Brief: Every line containing the word "screenshot" is to be copied from the data below.

Input data:
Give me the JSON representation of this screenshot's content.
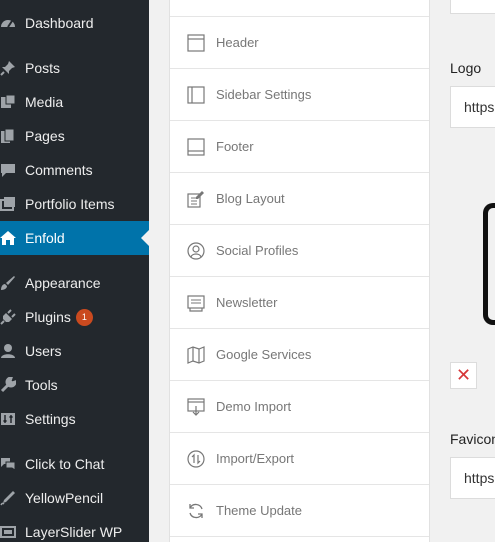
{
  "sidebar": {
    "items": [
      {
        "label": "Dashboard",
        "icon": "dashboard-icon"
      },
      {
        "label": "Posts",
        "icon": "pin-icon"
      },
      {
        "label": "Media",
        "icon": "media-icon"
      },
      {
        "label": "Pages",
        "icon": "pages-icon"
      },
      {
        "label": "Comments",
        "icon": "comment-icon"
      },
      {
        "label": "Portfolio Items",
        "icon": "portfolio-icon"
      },
      {
        "label": "Enfold",
        "icon": "home-icon",
        "active": true
      },
      {
        "label": "Appearance",
        "icon": "brush-icon"
      },
      {
        "label": "Plugins",
        "icon": "plugin-icon",
        "badge": "1"
      },
      {
        "label": "Users",
        "icon": "user-icon"
      },
      {
        "label": "Tools",
        "icon": "wrench-icon"
      },
      {
        "label": "Settings",
        "icon": "settings-icon"
      },
      {
        "label": "Click to Chat",
        "icon": "chat-icon"
      },
      {
        "label": "YellowPencil",
        "icon": "pencil-icon"
      },
      {
        "label": "LayerSlider WP",
        "icon": "slider-icon"
      }
    ]
  },
  "tabs": [
    {
      "label": "Header",
      "icon": "header-icon"
    },
    {
      "label": "Sidebar Settings",
      "icon": "sidebar-layout-icon"
    },
    {
      "label": "Footer",
      "icon": "footer-icon"
    },
    {
      "label": "Blog Layout",
      "icon": "blog-edit-icon"
    },
    {
      "label": "Social Profiles",
      "icon": "profile-icon"
    },
    {
      "label": "Newsletter",
      "icon": "newsletter-icon"
    },
    {
      "label": "Google Services",
      "icon": "map-icon"
    },
    {
      "label": "Demo Import",
      "icon": "import-screen-icon"
    },
    {
      "label": "Import/Export",
      "icon": "import-export-icon"
    },
    {
      "label": "Theme Update",
      "icon": "refresh-icon"
    }
  ],
  "panel": {
    "logo_label": "Logo",
    "logo_value": "https",
    "remove_label": "✕",
    "favicon_label": "Favicon",
    "favicon_value": "https"
  },
  "colors": {
    "sidebar_bg": "#23282d",
    "active_bg": "#0073aa",
    "badge": "#ca4a1f",
    "remove": "#d63638"
  }
}
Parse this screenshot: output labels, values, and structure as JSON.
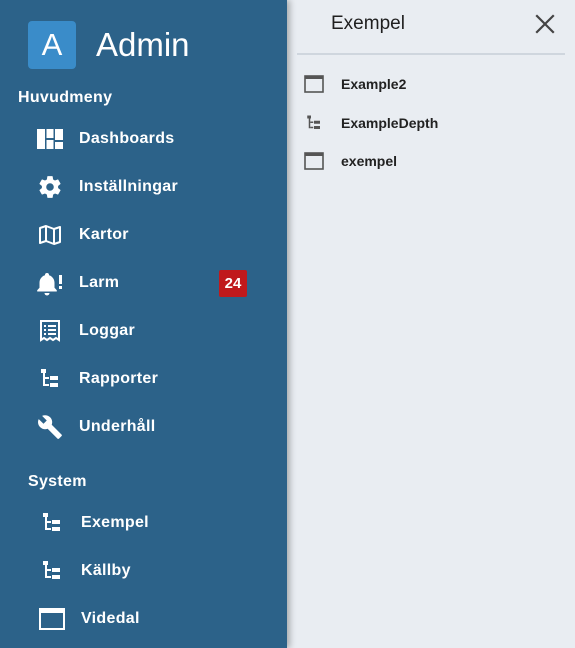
{
  "brand": {
    "letter": "A",
    "title": "Admin"
  },
  "sidebar": {
    "main_section": "Huvudmeny",
    "main_items": [
      {
        "label": "Dashboards",
        "icon": "dashboard-icon"
      },
      {
        "label": "Inställningar",
        "icon": "gear-icon"
      },
      {
        "label": "Kartor",
        "icon": "map-icon"
      },
      {
        "label": "Larm",
        "icon": "bell-alert-icon",
        "badge": "24"
      },
      {
        "label": "Loggar",
        "icon": "receipt-log-icon"
      },
      {
        "label": "Rapporter",
        "icon": "tree-icon"
      },
      {
        "label": "Underhåll",
        "icon": "wrench-icon"
      }
    ],
    "system_section": "System",
    "system_items": [
      {
        "label": "Exempel",
        "icon": "tree-icon"
      },
      {
        "label": "Källby",
        "icon": "tree-icon"
      },
      {
        "label": "Videdal",
        "icon": "window-icon"
      }
    ]
  },
  "panel": {
    "title": "Exempel",
    "items": [
      {
        "label": "Example2",
        "icon": "window-icon"
      },
      {
        "label": "ExampleDepth",
        "icon": "tree-icon"
      },
      {
        "label": "exempel",
        "icon": "window-icon"
      }
    ]
  },
  "colors": {
    "sidebar_bg": "#2c6289",
    "logo_bg": "#3a8cc9",
    "badge_bg": "#c0191c",
    "panel_bg": "#e9edf2"
  }
}
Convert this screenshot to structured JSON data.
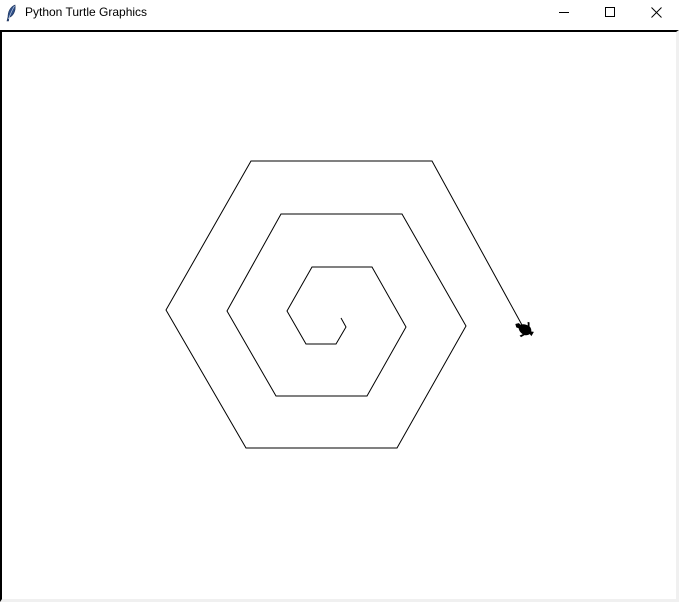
{
  "window": {
    "title": "Python Turtle Graphics",
    "app_icon": "feather-icon",
    "controls": {
      "minimize": "minimize-icon",
      "maximize": "maximize-icon",
      "close": "close-icon"
    }
  },
  "canvas": {
    "background": "#ffffff",
    "pen_color": "#000000",
    "turtle_shape": "turtle",
    "turtle_color": "#000000",
    "drawing": "hexagonal-spiral"
  }
}
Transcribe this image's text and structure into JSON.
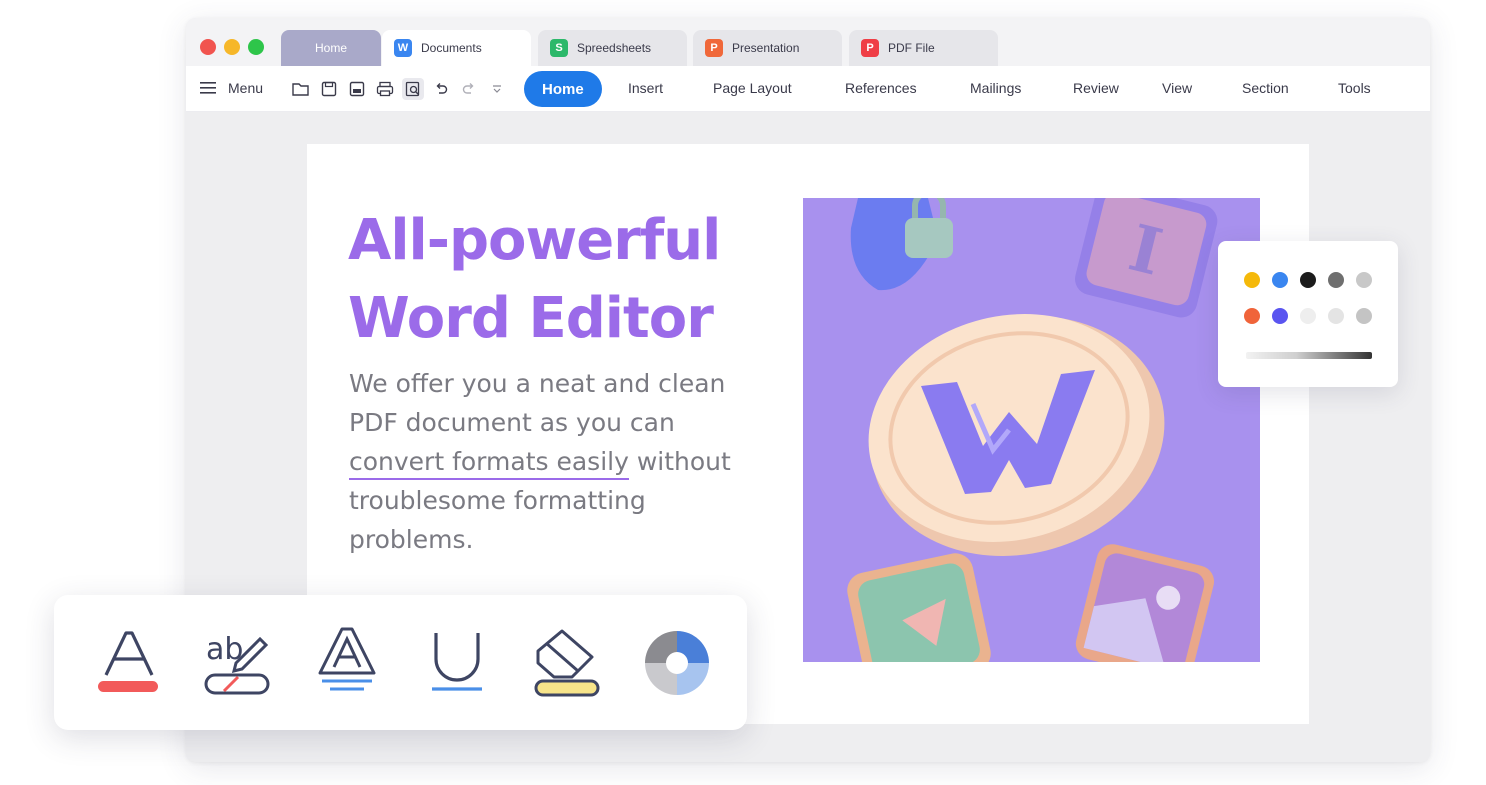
{
  "window": {
    "traffic_lights": [
      "#f1544f",
      "#f6b729",
      "#2ec54a"
    ],
    "tabs": [
      {
        "label": "Home"
      },
      {
        "label": "Documents",
        "icon": "W",
        "icon_color": "#3a86f0"
      },
      {
        "label": "Spreedsheets",
        "icon": "S",
        "icon_color": "#2cb86a"
      },
      {
        "label": "Presentation",
        "icon": "P",
        "icon_color": "#f0683a"
      },
      {
        "label": "PDF File",
        "icon": "P",
        "icon_color": "#ef3e46"
      }
    ]
  },
  "menubar": {
    "menu_label": "Menu",
    "toolbar_icons": [
      "open-folder-icon",
      "save-icon",
      "export-pdf-icon",
      "print-icon",
      "print-preview-icon",
      "undo-icon",
      "redo-icon",
      "more-icon"
    ],
    "ribbon_tabs": [
      "Home",
      "Insert",
      "Page Layout",
      "References",
      "Mailings",
      "Review",
      "View",
      "Section",
      "Tools"
    ]
  },
  "document": {
    "headline_line1": "All-powerful",
    "headline_line2": "Word Editor",
    "body_line1": "We offer you a neat and clean",
    "body_line2": "PDF document as you can",
    "body_line3_underlined": "convert formats easily",
    "body_line3_rest": " without",
    "body_line4": "troublesome formatting",
    "body_line5": "problems."
  },
  "palette": {
    "row1": [
      "#f5b90a",
      "#3a86f0",
      "#1c1c1c",
      "#6f6f6f",
      "#c8c8c8"
    ],
    "row2": [
      "#f0643a",
      "#5a55f0",
      "#eeeeee",
      "#e4e4e4",
      "#c4c4c4"
    ]
  },
  "format_tools": [
    "font-color-icon",
    "spell-check-icon",
    "text-effect-icon",
    "underline-icon",
    "highlight-icon",
    "color-wheel-icon"
  ],
  "colors": {
    "accent": "#9b6be9",
    "brand_blue": "#1f7ae8",
    "hero_bg": "#a891ee"
  }
}
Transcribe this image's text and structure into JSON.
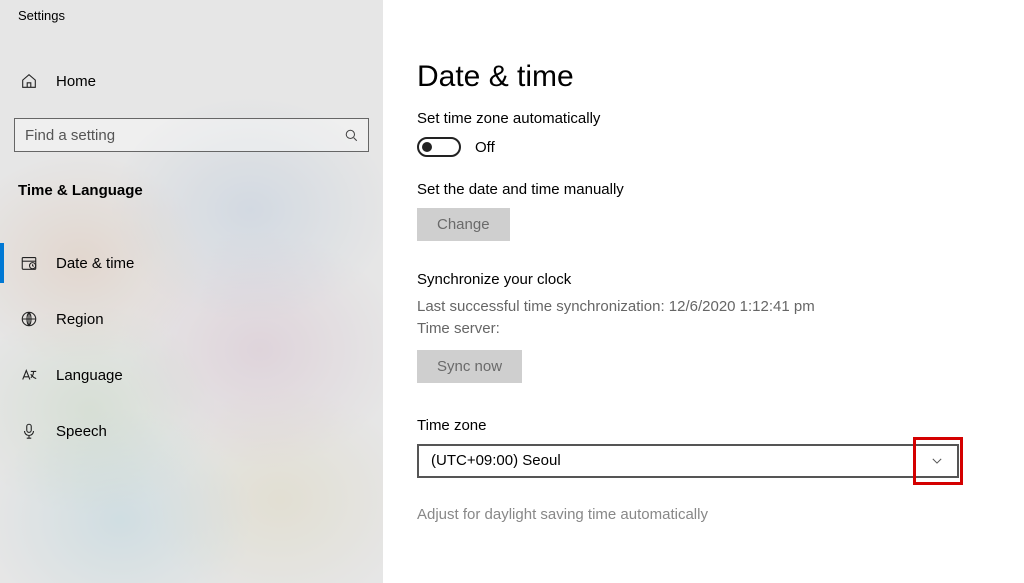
{
  "sidebar": {
    "title": "Settings",
    "home_label": "Home",
    "search_placeholder": "Find a setting",
    "category": "Time & Language",
    "items": [
      {
        "label": "Date & time"
      },
      {
        "label": "Region"
      },
      {
        "label": "Language"
      },
      {
        "label": "Speech"
      }
    ]
  },
  "main": {
    "title": "Date & time",
    "auto_tz_label": "Set time zone automatically",
    "auto_tz_state": "Off",
    "manual_label": "Set the date and time manually",
    "change_btn": "Change",
    "sync_heading": "Synchronize your clock",
    "last_sync": "Last successful time synchronization: 12/6/2020 1:12:41 pm",
    "time_server": "Time server:",
    "sync_btn": "Sync now",
    "tz_label": "Time zone",
    "tz_value": "(UTC+09:00) Seoul",
    "dst_label": "Adjust for daylight saving time automatically"
  }
}
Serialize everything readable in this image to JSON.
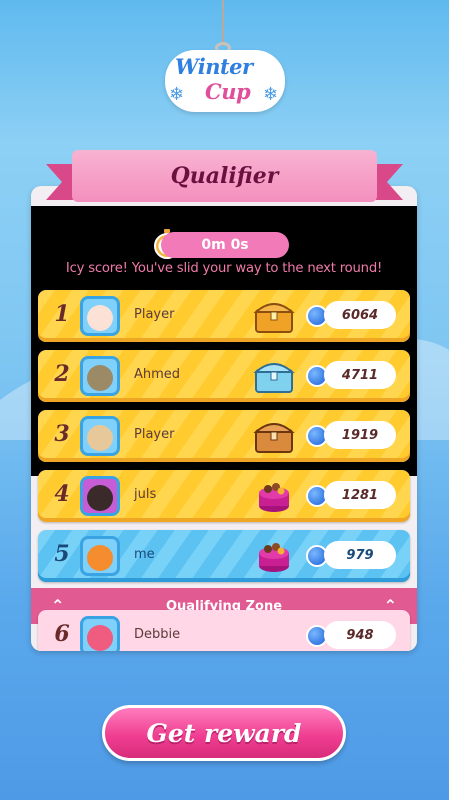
{
  "logo": {
    "line1": "Winter",
    "line2": "Cup"
  },
  "banner": {
    "title": "Qualifier"
  },
  "timer": {
    "value": "0m 0s"
  },
  "message": "Icy score! You've slid your way to the next round!",
  "leaderboard": {
    "rows": [
      {
        "rank": "1",
        "name": "Player",
        "score": "6064",
        "reward": "gold-chest-icon",
        "style": "gold"
      },
      {
        "rank": "2",
        "name": "Ahmed",
        "score": "4711",
        "reward": "silver-chest-icon",
        "style": "gold"
      },
      {
        "rank": "3",
        "name": "Player",
        "score": "1919",
        "reward": "bronze-chest-icon",
        "style": "gold"
      },
      {
        "rank": "4",
        "name": "juls",
        "score": "1281",
        "reward": "candy-box-icon",
        "style": "gold"
      },
      {
        "rank": "5",
        "name": "me",
        "score": "979",
        "reward": "candy-box-icon",
        "style": "blue"
      },
      {
        "rank": "6",
        "name": "Debbie",
        "score": "948",
        "reward": "",
        "style": "pink"
      }
    ],
    "zone_label": "Qualifying Zone"
  },
  "cta": {
    "label": "Get reward"
  },
  "colors": {
    "primary_pink": "#f03f92",
    "gold_row": "#ffd64d",
    "current_user_row": "#5cc2f2"
  }
}
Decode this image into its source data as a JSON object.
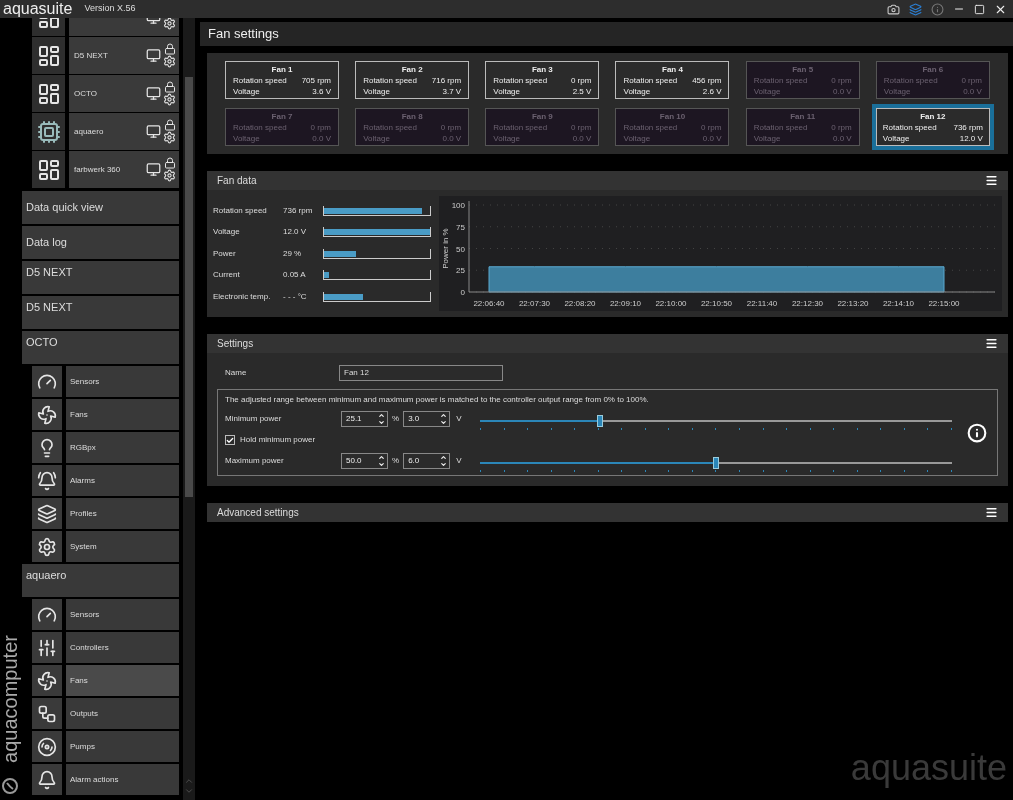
{
  "titlebar": {
    "app_name": "aquasuite",
    "version": "Version X.56"
  },
  "sidebar": {
    "devices": [
      {
        "kind": "partial"
      },
      {
        "name": "D5 NEXT",
        "kind": "full"
      },
      {
        "name": "OCTO",
        "kind": "full"
      },
      {
        "name": "aquaero",
        "kind": "full"
      },
      {
        "name": "farbwerk 360",
        "kind": "full"
      }
    ],
    "items": [
      {
        "label": "Data quick view",
        "kind": "page"
      },
      {
        "label": "Data log",
        "kind": "page"
      },
      {
        "label": "D5 NEXT",
        "kind": "group"
      },
      {
        "label": "D5 NEXT",
        "kind": "group"
      },
      {
        "label": "OCTO",
        "kind": "group",
        "children": [
          {
            "label": "Sensors",
            "selected": false
          },
          {
            "label": "Fans",
            "selected": false
          },
          {
            "label": "RGBpx",
            "selected": false
          },
          {
            "label": "Alarms",
            "selected": false
          },
          {
            "label": "Profiles",
            "selected": false
          },
          {
            "label": "System",
            "selected": false
          }
        ]
      },
      {
        "label": "aquaero",
        "kind": "group",
        "children": [
          {
            "label": "Sensors",
            "selected": false
          },
          {
            "label": "Controllers",
            "selected": false
          },
          {
            "label": "Fans",
            "selected": true
          },
          {
            "label": "Outputs",
            "selected": false
          },
          {
            "label": "Pumps",
            "selected": false
          },
          {
            "label": "Alarm actions",
            "selected": false
          }
        ]
      }
    ],
    "vertical_logo": "aquacomputer"
  },
  "page_title": "Fan settings",
  "fans": [
    {
      "name": "Fan 1",
      "speed_label": "Rotation speed",
      "speed": "705 rpm",
      "voltage_label": "Voltage",
      "voltage": "3.6 V",
      "disabled": false,
      "selected": false
    },
    {
      "name": "Fan 2",
      "speed_label": "Rotation speed",
      "speed": "716 rpm",
      "voltage_label": "Voltage",
      "voltage": "3.7 V",
      "disabled": false,
      "selected": false
    },
    {
      "name": "Fan 3",
      "speed_label": "Rotation speed",
      "speed": "0 rpm",
      "voltage_label": "Voltage",
      "voltage": "2.5 V",
      "disabled": false,
      "selected": false
    },
    {
      "name": "Fan 4",
      "speed_label": "Rotation speed",
      "speed": "456 rpm",
      "voltage_label": "Voltage",
      "voltage": "2.6 V",
      "disabled": false,
      "selected": false
    },
    {
      "name": "Fan 5",
      "speed_label": "Rotation speed",
      "speed": "0 rpm",
      "voltage_label": "Voltage",
      "voltage": "0.0 V",
      "disabled": true,
      "selected": false
    },
    {
      "name": "Fan 6",
      "speed_label": "Rotation speed",
      "speed": "0 rpm",
      "voltage_label": "Voltage",
      "voltage": "0.0 V",
      "disabled": true,
      "selected": false
    },
    {
      "name": "Fan 7",
      "speed_label": "Rotation speed",
      "speed": "0 rpm",
      "voltage_label": "Voltage",
      "voltage": "0.0 V",
      "disabled": true,
      "selected": false
    },
    {
      "name": "Fan 8",
      "speed_label": "Rotation speed",
      "speed": "0 rpm",
      "voltage_label": "Voltage",
      "voltage": "0.0 V",
      "disabled": true,
      "selected": false
    },
    {
      "name": "Fan 9",
      "speed_label": "Rotation speed",
      "speed": "0 rpm",
      "voltage_label": "Voltage",
      "voltage": "0.0 V",
      "disabled": true,
      "selected": false
    },
    {
      "name": "Fan 10",
      "speed_label": "Rotation speed",
      "speed": "0 rpm",
      "voltage_label": "Voltage",
      "voltage": "0.0 V",
      "disabled": true,
      "selected": false
    },
    {
      "name": "Fan 11",
      "speed_label": "Rotation speed",
      "speed": "0 rpm",
      "voltage_label": "Voltage",
      "voltage": "0.0 V",
      "disabled": true,
      "selected": false
    },
    {
      "name": "Fan 12",
      "speed_label": "Rotation speed",
      "speed": "736 rpm",
      "voltage_label": "Voltage",
      "voltage": "12.0 V",
      "disabled": false,
      "selected": true
    }
  ],
  "fan_data": {
    "title": "Fan data",
    "rows": [
      {
        "label": "Rotation speed",
        "value": "736 rpm",
        "level": 0.92
      },
      {
        "label": "Voltage",
        "value": "12.0 V",
        "level": 1.0
      },
      {
        "label": "Power",
        "value": "29 %",
        "level": 0.3
      },
      {
        "label": "Current",
        "value": "0.05 A",
        "level": 0.05
      },
      {
        "label": "Electronic temp.",
        "value": "- - - °C",
        "level": 0.37
      }
    ],
    "chart_data": {
      "type": "area",
      "ylabel": "Power in %",
      "categories": [
        "22:06:40",
        "22:07:30",
        "22:08:20",
        "22:09:10",
        "22:10:00",
        "22:10:50",
        "22:11:40",
        "22:12:30",
        "22:13:20",
        "22:14:10",
        "22:15:00"
      ],
      "series": [
        {
          "color": "#3d7e9e",
          "values": [
            29,
            29,
            29,
            29,
            29,
            29,
            29,
            29,
            29,
            29,
            29
          ]
        }
      ],
      "grid": true,
      "ylim": [
        0,
        100
      ],
      "yticks": [
        0,
        25,
        50,
        75,
        100
      ]
    }
  },
  "settings": {
    "title": "Settings",
    "name_label": "Name",
    "name_value": "Fan 12",
    "note": "The adjusted range between minimum and maximum power is matched to the controller output range from 0% to 100%.",
    "min_power": {
      "label": "Minimum power",
      "percent": "25.1",
      "percent_unit": "%",
      "volts": "3.0",
      "volts_unit": "V",
      "level": 0.255
    },
    "hold_min": {
      "label": "Hold minimum power",
      "checked": true
    },
    "max_power": {
      "label": "Maximum power",
      "percent": "50.0",
      "percent_unit": "%",
      "volts": "6.0",
      "volts_unit": "V",
      "level": 0.5
    }
  },
  "advanced": {
    "title": "Advanced settings"
  },
  "watermark_logo": "aquasuite"
}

Task answer:
Give me the JSON representation of this screenshot's content.
Parse this screenshot: output labels, values, and structure as JSON.
Convert this screenshot to structured JSON data.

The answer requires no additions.